• [WHAT IS REQUIRED]: Each line in the entries below that holds the string "title" is to be listed.

╔══

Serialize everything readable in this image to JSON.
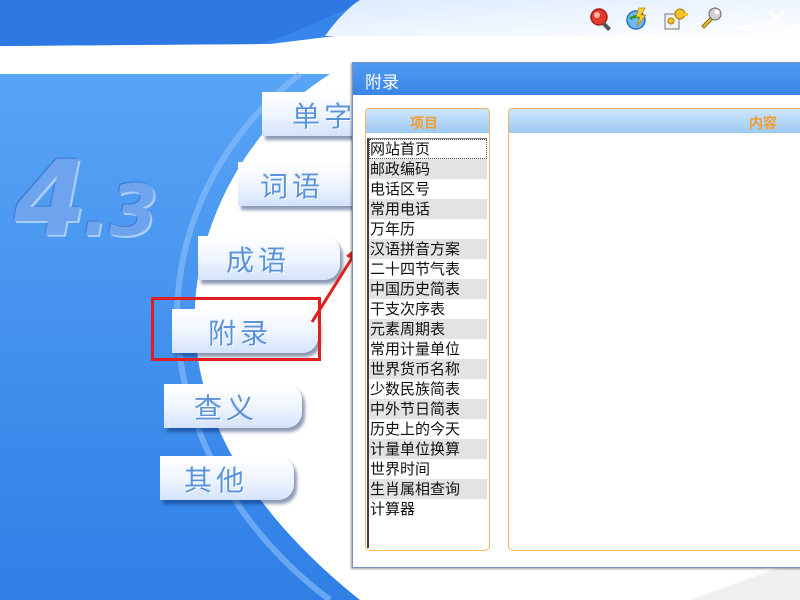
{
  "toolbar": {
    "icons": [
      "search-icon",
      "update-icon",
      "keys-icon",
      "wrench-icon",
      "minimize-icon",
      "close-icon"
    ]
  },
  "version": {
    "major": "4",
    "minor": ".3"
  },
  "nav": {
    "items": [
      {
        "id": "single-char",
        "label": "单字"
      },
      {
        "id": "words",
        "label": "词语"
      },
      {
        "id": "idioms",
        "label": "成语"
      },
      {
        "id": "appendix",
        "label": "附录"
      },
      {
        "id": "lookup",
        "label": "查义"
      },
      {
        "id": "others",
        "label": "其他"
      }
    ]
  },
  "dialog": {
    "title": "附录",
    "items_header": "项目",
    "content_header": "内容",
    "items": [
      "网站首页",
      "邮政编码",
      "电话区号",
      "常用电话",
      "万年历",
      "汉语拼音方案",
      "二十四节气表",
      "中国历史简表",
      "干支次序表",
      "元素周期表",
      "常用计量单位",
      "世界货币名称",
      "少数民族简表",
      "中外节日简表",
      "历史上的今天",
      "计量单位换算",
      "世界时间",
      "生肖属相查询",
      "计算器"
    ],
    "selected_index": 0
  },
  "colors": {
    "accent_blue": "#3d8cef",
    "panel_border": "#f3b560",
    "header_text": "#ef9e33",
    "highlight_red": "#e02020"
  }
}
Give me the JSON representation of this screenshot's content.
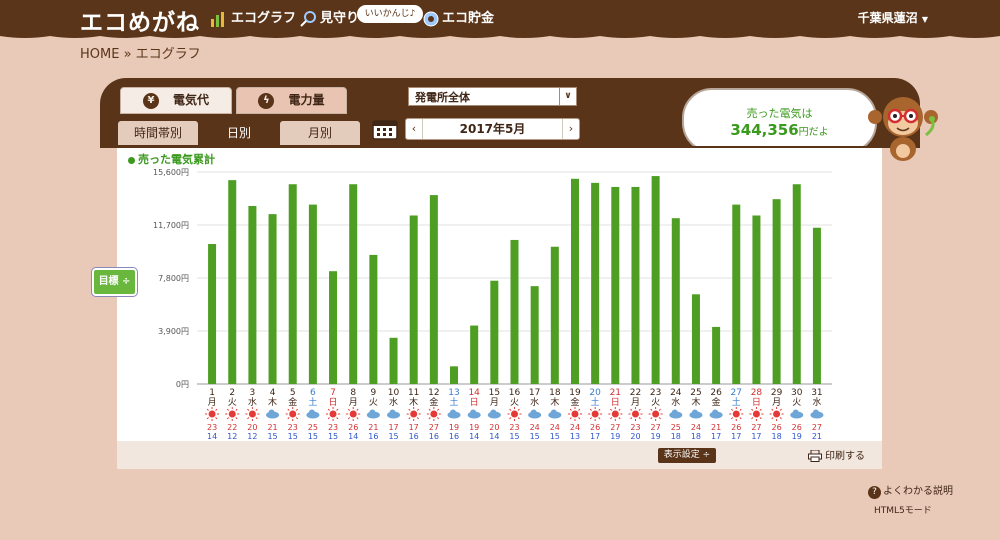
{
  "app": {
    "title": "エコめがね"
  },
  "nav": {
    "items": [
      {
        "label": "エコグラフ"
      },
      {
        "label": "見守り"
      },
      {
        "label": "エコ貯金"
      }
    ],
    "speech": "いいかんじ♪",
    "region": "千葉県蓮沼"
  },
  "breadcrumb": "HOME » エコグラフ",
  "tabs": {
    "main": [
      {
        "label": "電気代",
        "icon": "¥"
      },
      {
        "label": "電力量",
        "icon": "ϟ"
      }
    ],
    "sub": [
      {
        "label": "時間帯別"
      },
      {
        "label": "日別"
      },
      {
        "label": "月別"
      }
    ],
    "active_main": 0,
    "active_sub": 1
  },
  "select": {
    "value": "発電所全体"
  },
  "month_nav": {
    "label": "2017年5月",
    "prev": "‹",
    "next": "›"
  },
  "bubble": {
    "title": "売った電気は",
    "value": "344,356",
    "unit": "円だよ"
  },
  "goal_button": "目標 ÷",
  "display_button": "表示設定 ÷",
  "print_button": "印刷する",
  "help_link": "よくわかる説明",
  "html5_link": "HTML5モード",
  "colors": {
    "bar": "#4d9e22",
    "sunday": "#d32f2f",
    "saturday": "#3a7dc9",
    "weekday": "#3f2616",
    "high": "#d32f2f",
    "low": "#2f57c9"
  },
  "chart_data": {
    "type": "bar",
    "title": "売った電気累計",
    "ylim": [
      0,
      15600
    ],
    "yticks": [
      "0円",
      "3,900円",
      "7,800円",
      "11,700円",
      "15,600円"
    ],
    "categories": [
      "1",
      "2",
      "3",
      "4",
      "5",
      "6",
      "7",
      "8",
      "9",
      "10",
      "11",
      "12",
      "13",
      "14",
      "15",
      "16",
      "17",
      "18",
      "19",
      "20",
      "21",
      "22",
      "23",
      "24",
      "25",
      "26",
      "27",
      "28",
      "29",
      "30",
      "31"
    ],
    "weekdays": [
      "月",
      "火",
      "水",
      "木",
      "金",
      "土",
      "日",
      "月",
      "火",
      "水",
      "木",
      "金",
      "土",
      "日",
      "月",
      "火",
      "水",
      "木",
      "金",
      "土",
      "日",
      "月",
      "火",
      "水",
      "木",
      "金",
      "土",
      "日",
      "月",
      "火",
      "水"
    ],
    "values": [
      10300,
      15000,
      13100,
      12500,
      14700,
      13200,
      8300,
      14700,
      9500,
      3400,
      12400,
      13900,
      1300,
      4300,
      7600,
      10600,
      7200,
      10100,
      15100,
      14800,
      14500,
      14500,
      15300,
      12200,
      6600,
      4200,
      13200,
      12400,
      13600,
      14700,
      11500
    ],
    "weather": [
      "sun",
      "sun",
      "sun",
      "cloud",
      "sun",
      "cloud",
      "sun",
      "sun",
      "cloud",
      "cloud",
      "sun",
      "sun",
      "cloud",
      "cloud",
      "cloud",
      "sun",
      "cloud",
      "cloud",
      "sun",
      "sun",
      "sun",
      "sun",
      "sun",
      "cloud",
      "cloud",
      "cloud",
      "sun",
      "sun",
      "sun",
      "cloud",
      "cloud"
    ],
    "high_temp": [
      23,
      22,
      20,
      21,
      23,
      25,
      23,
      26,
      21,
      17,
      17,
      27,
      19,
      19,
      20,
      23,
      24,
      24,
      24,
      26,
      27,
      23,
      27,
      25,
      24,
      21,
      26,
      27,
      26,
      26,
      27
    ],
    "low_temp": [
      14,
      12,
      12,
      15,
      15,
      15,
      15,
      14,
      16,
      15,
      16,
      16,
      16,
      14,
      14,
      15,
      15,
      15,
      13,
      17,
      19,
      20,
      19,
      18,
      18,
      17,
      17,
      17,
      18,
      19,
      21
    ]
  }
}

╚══

• [THE COMPLETED TASK]:
    "title": "附录",
    "title": "エコめがね"
    "title": "売った電気は",
    "title": "売った電気累計",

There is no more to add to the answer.